START GIVEN RECORDS
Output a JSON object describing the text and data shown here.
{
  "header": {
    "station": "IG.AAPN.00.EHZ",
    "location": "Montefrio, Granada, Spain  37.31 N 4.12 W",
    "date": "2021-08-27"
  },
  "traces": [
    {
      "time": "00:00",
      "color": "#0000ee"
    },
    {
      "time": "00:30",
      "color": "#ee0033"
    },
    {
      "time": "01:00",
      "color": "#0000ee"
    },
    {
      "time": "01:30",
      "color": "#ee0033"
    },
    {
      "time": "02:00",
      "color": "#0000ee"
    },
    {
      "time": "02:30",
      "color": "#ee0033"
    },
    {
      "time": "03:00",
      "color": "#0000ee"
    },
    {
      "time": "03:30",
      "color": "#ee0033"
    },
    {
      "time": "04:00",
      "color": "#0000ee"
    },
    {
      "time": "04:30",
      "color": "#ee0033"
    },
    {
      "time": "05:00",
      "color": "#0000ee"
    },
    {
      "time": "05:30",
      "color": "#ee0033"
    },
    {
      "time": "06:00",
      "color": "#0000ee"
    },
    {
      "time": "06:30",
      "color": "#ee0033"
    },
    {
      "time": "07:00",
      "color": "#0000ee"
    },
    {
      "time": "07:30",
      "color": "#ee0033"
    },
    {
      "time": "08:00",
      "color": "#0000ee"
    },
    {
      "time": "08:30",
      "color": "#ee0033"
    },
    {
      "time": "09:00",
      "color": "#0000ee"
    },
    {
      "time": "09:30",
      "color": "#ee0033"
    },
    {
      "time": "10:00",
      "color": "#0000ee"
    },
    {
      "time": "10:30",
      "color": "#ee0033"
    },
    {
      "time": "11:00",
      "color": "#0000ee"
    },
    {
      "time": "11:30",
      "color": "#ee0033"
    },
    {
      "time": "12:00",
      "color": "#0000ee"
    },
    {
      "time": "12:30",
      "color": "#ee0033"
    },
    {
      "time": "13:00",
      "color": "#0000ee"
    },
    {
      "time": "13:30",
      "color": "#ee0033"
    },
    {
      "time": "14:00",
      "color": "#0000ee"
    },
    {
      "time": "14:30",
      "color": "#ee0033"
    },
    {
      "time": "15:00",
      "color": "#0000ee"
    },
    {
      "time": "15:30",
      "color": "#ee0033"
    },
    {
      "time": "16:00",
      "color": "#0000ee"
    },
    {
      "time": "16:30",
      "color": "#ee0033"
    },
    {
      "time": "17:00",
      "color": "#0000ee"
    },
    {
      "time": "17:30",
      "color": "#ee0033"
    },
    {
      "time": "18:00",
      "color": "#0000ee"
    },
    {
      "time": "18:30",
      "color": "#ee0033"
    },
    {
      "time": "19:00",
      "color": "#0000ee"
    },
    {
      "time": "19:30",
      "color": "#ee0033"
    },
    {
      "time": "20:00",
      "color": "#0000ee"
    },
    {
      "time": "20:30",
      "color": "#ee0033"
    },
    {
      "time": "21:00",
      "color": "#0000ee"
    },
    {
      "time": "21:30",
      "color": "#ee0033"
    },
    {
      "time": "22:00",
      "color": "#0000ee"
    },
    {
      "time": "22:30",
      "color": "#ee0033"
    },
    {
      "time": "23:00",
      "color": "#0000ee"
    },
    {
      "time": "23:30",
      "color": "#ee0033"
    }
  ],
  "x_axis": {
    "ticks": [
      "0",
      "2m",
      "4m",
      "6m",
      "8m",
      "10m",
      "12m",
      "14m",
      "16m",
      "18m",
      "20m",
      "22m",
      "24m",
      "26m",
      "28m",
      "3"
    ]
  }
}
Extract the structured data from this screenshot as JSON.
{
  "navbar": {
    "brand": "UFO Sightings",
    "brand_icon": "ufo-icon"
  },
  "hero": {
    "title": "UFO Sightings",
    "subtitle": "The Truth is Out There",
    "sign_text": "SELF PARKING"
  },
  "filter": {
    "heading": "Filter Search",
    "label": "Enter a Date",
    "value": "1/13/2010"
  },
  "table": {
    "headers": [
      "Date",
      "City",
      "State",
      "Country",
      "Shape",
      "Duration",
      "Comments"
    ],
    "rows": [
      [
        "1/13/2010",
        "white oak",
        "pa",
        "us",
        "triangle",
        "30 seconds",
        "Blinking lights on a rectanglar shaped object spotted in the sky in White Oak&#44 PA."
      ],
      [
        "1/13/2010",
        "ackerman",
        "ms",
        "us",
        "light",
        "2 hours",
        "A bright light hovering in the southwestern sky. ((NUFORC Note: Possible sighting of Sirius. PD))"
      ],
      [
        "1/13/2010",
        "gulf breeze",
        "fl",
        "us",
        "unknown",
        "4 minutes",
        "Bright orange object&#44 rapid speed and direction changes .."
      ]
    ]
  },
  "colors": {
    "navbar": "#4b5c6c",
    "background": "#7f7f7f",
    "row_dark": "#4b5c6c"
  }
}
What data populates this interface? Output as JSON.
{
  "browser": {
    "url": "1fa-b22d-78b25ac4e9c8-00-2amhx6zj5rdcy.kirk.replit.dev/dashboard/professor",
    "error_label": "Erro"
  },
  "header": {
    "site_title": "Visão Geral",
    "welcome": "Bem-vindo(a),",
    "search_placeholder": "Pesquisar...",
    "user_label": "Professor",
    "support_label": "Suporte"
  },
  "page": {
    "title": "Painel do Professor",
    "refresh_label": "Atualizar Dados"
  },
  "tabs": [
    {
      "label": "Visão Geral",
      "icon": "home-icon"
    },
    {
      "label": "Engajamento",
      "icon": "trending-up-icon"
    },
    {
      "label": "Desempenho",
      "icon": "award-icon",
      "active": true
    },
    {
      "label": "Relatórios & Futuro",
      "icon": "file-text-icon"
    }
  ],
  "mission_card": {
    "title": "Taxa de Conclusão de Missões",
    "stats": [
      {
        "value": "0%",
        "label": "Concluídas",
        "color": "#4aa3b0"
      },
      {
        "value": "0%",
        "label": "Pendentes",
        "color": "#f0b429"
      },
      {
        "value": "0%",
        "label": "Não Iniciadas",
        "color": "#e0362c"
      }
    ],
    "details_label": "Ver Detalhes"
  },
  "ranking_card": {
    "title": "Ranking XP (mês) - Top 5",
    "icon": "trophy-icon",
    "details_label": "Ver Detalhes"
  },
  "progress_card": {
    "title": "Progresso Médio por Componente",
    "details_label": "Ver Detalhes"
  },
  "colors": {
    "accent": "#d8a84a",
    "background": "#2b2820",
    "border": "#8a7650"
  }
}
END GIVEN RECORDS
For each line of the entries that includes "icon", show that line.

## ANSWER TO THE PROBLEM
    "brand_icon": "ufo-icon"
      "icon": "home-icon"
      "icon": "trending-up-icon"
      "icon": "award-icon",
      "icon": "file-text-icon"
    "icon": "trophy-icon",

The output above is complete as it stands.